* [The task] Write out each line of the material again, word for word.

□ □ □ □

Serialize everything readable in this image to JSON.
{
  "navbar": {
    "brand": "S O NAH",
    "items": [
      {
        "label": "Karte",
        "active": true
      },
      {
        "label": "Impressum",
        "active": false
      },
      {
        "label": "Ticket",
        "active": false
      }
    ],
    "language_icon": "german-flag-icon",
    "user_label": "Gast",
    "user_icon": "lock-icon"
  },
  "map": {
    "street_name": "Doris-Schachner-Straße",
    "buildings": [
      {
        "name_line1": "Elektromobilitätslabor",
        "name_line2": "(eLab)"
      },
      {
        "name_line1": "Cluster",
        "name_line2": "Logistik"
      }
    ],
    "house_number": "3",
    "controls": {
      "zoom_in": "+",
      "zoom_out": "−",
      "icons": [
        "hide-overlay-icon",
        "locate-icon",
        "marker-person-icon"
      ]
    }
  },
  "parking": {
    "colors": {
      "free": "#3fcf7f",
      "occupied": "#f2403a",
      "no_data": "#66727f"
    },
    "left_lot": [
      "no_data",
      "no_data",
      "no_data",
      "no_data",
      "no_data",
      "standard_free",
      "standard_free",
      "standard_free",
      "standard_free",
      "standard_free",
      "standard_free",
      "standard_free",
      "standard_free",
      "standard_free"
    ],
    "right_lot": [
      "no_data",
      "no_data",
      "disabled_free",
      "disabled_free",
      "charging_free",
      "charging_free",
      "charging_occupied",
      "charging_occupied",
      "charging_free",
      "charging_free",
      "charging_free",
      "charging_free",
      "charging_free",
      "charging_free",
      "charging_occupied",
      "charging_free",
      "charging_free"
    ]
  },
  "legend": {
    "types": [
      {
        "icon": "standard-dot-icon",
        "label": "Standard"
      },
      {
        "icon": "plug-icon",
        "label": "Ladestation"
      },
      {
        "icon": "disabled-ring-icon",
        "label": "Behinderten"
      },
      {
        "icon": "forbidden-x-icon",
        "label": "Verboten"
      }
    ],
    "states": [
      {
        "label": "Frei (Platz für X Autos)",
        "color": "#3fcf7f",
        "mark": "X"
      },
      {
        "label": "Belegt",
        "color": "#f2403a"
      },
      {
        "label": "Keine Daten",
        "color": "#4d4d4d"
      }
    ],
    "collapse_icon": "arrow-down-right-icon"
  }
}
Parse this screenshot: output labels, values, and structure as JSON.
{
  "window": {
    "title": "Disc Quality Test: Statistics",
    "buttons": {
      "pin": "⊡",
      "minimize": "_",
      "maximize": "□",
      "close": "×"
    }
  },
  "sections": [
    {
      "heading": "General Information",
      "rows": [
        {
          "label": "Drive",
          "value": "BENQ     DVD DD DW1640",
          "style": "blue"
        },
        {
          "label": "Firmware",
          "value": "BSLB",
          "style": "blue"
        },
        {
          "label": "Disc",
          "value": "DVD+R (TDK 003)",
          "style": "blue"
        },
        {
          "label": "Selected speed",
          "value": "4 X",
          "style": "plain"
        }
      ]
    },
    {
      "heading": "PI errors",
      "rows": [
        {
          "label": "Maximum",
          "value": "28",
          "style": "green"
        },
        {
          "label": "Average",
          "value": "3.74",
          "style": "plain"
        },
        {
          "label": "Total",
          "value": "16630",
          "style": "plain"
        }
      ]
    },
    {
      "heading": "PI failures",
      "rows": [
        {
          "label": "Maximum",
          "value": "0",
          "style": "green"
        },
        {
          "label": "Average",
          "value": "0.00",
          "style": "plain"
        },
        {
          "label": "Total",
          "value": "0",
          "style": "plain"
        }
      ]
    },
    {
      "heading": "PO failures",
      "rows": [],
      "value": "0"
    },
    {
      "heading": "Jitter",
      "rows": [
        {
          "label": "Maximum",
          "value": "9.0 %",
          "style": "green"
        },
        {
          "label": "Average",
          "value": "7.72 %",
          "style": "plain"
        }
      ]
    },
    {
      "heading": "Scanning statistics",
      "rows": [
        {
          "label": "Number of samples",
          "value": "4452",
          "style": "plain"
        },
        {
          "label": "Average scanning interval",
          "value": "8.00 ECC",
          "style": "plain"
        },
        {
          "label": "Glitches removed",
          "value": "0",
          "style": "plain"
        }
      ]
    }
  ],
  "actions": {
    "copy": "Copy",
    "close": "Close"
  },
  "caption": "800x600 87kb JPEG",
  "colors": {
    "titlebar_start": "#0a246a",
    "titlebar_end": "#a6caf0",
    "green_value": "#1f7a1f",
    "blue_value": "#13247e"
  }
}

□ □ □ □

* [Your solution]
Serialize everything readable in this image to JSON.
{
  "navbar": {
    "brand": "S O NAH",
    "items": [
      {
        "label": "Karte",
        "active": true
      },
      {
        "label": "Impressum",
        "active": false
      },
      {
        "label": "Ticket",
        "active": false
      }
    ],
    "language_icon": "german-flag-icon",
    "user_label": "Gast",
    "user_icon": "lock-icon"
  },
  "map": {
    "street_name": "Doris-Schachner-Straße",
    "buildings": [
      {
        "name_line1": "Elektromobilitätslabor",
        "name_line2": "(eLab)"
      },
      {
        "name_line1": "Cluster",
        "name_line2": "Logistik"
      }
    ],
    "house_number": "3",
    "controls": {
      "zoom_in": "+",
      "zoom_out": "−",
      "icons": [
        "hide-overlay-icon",
        "locate-icon",
        "marker-person-icon"
      ]
    }
  },
  "parking": {
    "colors": {
      "free": "#3fcf7f",
      "occupied": "#f2403a",
      "no_data": "#66727f"
    },
    "left_lot": [
      "no_data",
      "no_data",
      "no_data",
      "no_data",
      "no_data",
      "standard_free",
      "standard_free",
      "standard_free",
      "standard_free",
      "standard_free",
      "standard_free",
      "standard_free",
      "standard_free",
      "standard_free"
    ],
    "right_lot": [
      "no_data",
      "no_data",
      "disabled_free",
      "disabled_free",
      "charging_free",
      "charging_free",
      "charging_occupied",
      "charging_occupied",
      "charging_free",
      "charging_free",
      "charging_free",
      "charging_free",
      "charging_free",
      "charging_free",
      "charging_occupied",
      "charging_free",
      "charging_free"
    ]
  },
  "legend": {
    "types": [
      {
        "icon": "standard-dot-icon",
        "label": "Standard"
      },
      {
        "icon": "plug-icon",
        "label": "Ladestation"
      },
      {
        "icon": "disabled-ring-icon",
        "label": "Behinderten"
      },
      {
        "icon": "forbidden-x-icon",
        "label": "Verboten"
      }
    ],
    "states": [
      {
        "label": "Frei (Platz für X Autos)",
        "color": "#3fcf7f",
        "mark": "X"
      },
      {
        "label": "Belegt",
        "color": "#f2403a"
      },
      {
        "label": "Keine Daten",
        "color": "#4d4d4d"
      }
    ],
    "collapse_icon": "arrow-down-right-icon"
  }
}
Parse this screenshot: output labels, values, and structure as JSON.
{
  "window": {
    "title": "Disc Quality Test: Statistics",
    "buttons": {
      "pin": "⊡",
      "minimize": "_",
      "maximize": "□",
      "close": "×"
    }
  },
  "sections": [
    {
      "heading": "General Information",
      "rows": [
        {
          "label": "Drive",
          "value": "BENQ     DVD DD DW1640",
          "style": "blue"
        },
        {
          "label": "Firmware",
          "value": "BSLB",
          "style": "blue"
        },
        {
          "label": "Disc",
          "value": "DVD+R (TDK 003)",
          "style": "blue"
        },
        {
          "label": "Selected speed",
          "value": "4 X",
          "style": "plain"
        }
      ]
    },
    {
      "heading": "PI errors",
      "rows": [
        {
          "label": "Maximum",
          "value": "28",
          "style": "green"
        },
        {
          "label": "Average",
          "value": "3.74",
          "style": "plain"
        },
        {
          "label": "Total",
          "value": "16630",
          "style": "plain"
        }
      ]
    },
    {
      "heading": "PI failures",
      "rows": [
        {
          "label": "Maximum",
          "value": "0",
          "style": "green"
        },
        {
          "label": "Average",
          "value": "0.00",
          "style": "plain"
        },
        {
          "label": "Total",
          "value": "0",
          "style": "plain"
        }
      ]
    },
    {
      "heading": "PO failures",
      "rows": [],
      "value": "0"
    },
    {
      "heading": "Jitter",
      "rows": [
        {
          "label": "Maximum",
          "value": "9.0 %",
          "style": "green"
        },
        {
          "label": "Average",
          "value": "7.72 %",
          "style": "plain"
        }
      ]
    },
    {
      "heading": "Scanning statistics",
      "rows": [
        {
          "label": "Number of samples",
          "value": "4452",
          "style": "plain"
        },
        {
          "label": "Average scanning interval",
          "value": "8.00 ECC",
          "style": "plain"
        },
        {
          "label": "Glitches removed",
          "value": "0",
          "style": "plain"
        }
      ]
    }
  ],
  "actions": {
    "copy": "Copy",
    "close": "Close"
  },
  "caption": "800x600 87kb JPEG",
  "colors": {
    "titlebar_start": "#0a246a",
    "titlebar_end": "#a6caf0",
    "green_value": "#1f7a1f",
    "blue_value": "#13247e"
  }
}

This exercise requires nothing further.